So, in the following spring vacation, we started to have horse riding lessons. My mother bought us some jodhpurs and a hard riding cap to protect our heads. I can still picture in my mind the riding school that we went to. It was quite nearby, in the parish of St. Johns. My mother drove us there every Saturday morning. It wasn’t that I didn’t like horses, but I was always scared that I would fall off my pony. When you learn how to ride a horse, you learn how to grip your knees to stay on the horse, to prevent you from falling off and being injured. On the other hand, when you learn ballet, you learn to turn your legs outwards. Every Saturday I came home looking miserable. My mother started to worry about me. She knew I didn’t like my elocution lessons and she knew that I hated riding. One day she asked me, “If I let you have classical ballet lessons on Saturday afternoons, will you try to look a little happier when you have your riding lessons?” I was overjoyed. “Oh, yes, I’ll do that! I’ll do anything if you let me dance! Thank you Mummy! I promise to smile.”
From that time on, after finishing my riding lesson, I caught a bus to St. Helier, the main town on the Island and went to have a ballet lesson every Saturday afternoon. I loved ballet and dreamed of being a ballet dancer one day. Every day, after I got home from school, and before I went outside to weed the garden, I would practice ballet for an hour. Sometimes I practiced for a ballet performance or for a ballet examination. My dream was to become a famous ballerina one day. I think I studied ballet for about six years, all in all, for I loved it so much. When I was older at boarding school in England, I also studied Greek dancing and ballroom dancing. On the island of Jersey I sometimes took a part in a musical play, and I still remember having a part in the musical ‘The King and I.’ I also danced in many ballet performances on the island.
When I was about twelve years old in Jersey, I was disappointed when my ballet teacher told me that I didn’t have the correct length of toes to be able to become a professional ballet dancer. I refused to believe it, but she shook her head and told me, “You can still dance but you will never become a ballerina.”
For a week or two I was very upset. My dream had been broken. When I returned to boarding school the following term, my form teacher was worried that I seemed to be depressed. She called me into her office and said, “Ballet isn’t everything, you know!” I knew she was right, so I tried to smile and realised that I had to find something else that would make me feel similarly happy to be alive.
After I had entered boarding school, when I was ten years old, my mother allowed me to give up my riding school lessons! “Thank goodness!” I was so relieved. I continued to study elocution, and after a few years, my lisp and stutter disappeared. That made me happy and gave me a lot more confidence in myself.

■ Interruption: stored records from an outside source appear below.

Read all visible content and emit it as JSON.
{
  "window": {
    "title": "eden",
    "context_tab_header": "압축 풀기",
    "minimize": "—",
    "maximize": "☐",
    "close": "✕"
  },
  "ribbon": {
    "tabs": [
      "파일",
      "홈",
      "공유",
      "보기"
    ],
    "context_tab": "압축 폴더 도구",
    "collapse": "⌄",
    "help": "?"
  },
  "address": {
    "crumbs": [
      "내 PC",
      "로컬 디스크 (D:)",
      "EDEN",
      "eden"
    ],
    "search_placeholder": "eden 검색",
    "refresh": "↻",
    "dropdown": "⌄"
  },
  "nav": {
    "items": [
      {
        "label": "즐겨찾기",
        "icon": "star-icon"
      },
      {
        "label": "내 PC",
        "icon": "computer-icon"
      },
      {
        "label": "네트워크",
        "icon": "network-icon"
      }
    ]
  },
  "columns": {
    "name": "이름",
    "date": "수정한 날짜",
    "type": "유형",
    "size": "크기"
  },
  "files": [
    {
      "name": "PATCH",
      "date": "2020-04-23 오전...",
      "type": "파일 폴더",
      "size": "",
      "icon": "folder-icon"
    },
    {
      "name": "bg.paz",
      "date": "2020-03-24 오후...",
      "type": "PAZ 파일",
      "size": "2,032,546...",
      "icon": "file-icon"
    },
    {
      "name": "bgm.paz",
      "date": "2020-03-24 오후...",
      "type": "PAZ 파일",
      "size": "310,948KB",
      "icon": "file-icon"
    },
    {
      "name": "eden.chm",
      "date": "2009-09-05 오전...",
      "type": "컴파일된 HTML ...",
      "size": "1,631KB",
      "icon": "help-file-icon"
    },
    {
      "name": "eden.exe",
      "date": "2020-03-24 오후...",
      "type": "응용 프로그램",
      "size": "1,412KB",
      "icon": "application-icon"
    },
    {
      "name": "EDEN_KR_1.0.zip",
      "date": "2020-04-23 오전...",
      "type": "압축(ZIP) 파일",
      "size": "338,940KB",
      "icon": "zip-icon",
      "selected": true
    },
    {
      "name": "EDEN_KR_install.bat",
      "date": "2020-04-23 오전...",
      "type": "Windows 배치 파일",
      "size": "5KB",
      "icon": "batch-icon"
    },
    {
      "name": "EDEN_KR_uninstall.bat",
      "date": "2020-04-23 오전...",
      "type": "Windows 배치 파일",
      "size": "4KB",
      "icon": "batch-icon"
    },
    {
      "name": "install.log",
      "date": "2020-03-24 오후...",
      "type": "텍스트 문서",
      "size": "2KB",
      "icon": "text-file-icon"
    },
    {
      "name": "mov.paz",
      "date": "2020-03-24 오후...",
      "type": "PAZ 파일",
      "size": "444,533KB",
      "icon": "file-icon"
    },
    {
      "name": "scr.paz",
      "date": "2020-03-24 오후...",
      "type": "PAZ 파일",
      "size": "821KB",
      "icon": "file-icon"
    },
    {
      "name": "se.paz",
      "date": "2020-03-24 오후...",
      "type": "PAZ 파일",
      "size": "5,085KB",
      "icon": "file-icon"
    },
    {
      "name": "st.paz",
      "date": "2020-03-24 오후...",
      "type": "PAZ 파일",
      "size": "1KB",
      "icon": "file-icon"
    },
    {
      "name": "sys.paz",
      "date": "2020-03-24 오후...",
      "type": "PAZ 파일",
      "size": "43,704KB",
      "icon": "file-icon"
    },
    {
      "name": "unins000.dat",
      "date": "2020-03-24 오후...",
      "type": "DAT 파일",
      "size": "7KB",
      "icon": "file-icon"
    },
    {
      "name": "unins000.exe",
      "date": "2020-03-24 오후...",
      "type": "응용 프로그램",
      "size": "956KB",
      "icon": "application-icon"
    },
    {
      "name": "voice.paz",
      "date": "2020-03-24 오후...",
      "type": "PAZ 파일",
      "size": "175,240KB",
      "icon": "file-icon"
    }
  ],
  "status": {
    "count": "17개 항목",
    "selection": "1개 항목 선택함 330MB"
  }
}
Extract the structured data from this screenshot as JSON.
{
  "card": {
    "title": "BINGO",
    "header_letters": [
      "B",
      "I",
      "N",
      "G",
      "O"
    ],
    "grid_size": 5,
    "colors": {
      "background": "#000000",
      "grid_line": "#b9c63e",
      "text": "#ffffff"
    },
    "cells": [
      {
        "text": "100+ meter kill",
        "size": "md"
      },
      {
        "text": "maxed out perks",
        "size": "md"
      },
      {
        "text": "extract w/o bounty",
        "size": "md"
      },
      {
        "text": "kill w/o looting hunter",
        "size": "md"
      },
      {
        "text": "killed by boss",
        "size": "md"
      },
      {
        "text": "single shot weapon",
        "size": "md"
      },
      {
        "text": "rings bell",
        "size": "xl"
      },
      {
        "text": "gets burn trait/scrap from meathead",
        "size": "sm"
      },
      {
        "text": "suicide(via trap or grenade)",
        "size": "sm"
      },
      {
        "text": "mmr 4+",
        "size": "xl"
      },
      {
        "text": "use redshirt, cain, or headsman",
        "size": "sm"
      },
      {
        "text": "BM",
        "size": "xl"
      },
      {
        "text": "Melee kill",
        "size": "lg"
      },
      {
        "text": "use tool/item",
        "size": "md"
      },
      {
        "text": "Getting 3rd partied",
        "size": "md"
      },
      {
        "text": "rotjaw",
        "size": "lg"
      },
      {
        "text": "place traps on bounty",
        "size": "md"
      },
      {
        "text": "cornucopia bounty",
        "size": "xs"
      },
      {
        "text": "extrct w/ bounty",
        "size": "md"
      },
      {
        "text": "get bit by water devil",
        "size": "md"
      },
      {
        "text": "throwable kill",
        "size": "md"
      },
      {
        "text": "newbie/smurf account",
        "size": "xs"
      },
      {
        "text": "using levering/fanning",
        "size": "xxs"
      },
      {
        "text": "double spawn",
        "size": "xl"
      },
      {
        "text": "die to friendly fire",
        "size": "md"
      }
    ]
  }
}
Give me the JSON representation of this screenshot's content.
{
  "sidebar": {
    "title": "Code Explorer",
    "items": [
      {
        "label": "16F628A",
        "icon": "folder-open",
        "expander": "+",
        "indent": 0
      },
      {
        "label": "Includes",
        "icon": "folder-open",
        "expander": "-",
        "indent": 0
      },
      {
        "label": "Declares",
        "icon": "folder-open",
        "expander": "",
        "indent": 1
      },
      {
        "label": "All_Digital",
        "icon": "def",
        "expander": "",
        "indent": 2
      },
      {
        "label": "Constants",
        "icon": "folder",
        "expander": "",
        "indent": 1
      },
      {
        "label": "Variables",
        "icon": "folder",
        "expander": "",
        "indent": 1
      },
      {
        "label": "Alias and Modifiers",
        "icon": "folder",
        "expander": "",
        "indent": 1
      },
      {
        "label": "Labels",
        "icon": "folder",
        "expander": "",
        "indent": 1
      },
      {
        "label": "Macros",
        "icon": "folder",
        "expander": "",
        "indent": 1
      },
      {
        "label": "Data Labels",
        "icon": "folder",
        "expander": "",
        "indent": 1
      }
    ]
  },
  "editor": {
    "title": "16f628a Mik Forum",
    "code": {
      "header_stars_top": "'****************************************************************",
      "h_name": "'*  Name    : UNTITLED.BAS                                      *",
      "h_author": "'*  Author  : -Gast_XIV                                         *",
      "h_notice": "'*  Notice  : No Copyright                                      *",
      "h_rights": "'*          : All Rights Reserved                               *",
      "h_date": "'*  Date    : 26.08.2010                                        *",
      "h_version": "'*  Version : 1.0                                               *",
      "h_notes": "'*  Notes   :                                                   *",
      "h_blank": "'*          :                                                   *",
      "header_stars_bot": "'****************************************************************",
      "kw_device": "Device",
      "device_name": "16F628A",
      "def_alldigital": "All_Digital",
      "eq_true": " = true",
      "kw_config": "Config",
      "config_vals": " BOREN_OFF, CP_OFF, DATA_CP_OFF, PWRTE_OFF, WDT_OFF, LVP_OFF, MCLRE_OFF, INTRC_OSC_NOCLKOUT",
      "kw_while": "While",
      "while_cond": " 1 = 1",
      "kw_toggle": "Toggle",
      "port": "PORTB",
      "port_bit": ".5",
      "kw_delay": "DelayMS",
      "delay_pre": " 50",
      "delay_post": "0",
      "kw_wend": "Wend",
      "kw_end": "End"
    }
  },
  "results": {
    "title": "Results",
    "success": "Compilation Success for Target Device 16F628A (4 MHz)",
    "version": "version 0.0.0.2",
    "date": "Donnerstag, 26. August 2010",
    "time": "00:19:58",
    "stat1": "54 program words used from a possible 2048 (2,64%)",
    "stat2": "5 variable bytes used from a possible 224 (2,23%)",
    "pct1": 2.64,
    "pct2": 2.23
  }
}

After that I began to study speech training, which helped a lot when I had to make a speech in front of many people.
When I was sixteen years old, I graduated from boarding school and my mother sent me to a day school called Queens Gate in South Kensington, London. There I studied typing, cooking and appreciation of the arts which I was very interested in. Camilla who is now the Duchess of Cornwall, was also there at the same time while I was there.
I wanted to study more and go to university, for I had already passed my A levels in English, History of Art, and General Knowledge. My mother, however, was against it. “If you become too clever no one will want to marry you!” she said. She was determined for me to become a debutante when I became eighteen years old. She sent me to Lucy Claytons modeling school to study good posture, make-up and modeling. After all of that, I took a short Cordon Bleu cooking course. “All these lessons will help you to marry a duke!” My mother would say with a big smile.